## What is required
Wherever the string "icon" shows up in the records below, return that line.

## Source data
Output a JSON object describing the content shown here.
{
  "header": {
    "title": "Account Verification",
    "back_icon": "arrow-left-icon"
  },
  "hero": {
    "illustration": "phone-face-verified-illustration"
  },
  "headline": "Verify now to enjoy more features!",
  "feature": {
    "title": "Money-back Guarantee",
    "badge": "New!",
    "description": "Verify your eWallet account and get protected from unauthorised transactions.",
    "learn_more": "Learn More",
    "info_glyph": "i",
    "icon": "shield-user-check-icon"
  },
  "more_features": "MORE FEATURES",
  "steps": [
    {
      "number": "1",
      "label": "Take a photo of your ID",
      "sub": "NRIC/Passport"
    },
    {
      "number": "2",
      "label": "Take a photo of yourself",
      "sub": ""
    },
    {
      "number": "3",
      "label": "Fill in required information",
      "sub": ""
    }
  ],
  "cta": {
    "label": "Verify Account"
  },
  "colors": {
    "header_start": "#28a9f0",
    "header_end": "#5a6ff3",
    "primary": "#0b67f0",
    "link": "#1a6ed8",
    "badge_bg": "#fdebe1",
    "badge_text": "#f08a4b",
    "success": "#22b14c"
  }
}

## Output for this exercise
    "back_icon": "arrow-left-icon"
    "icon": "shield-user-check-icon"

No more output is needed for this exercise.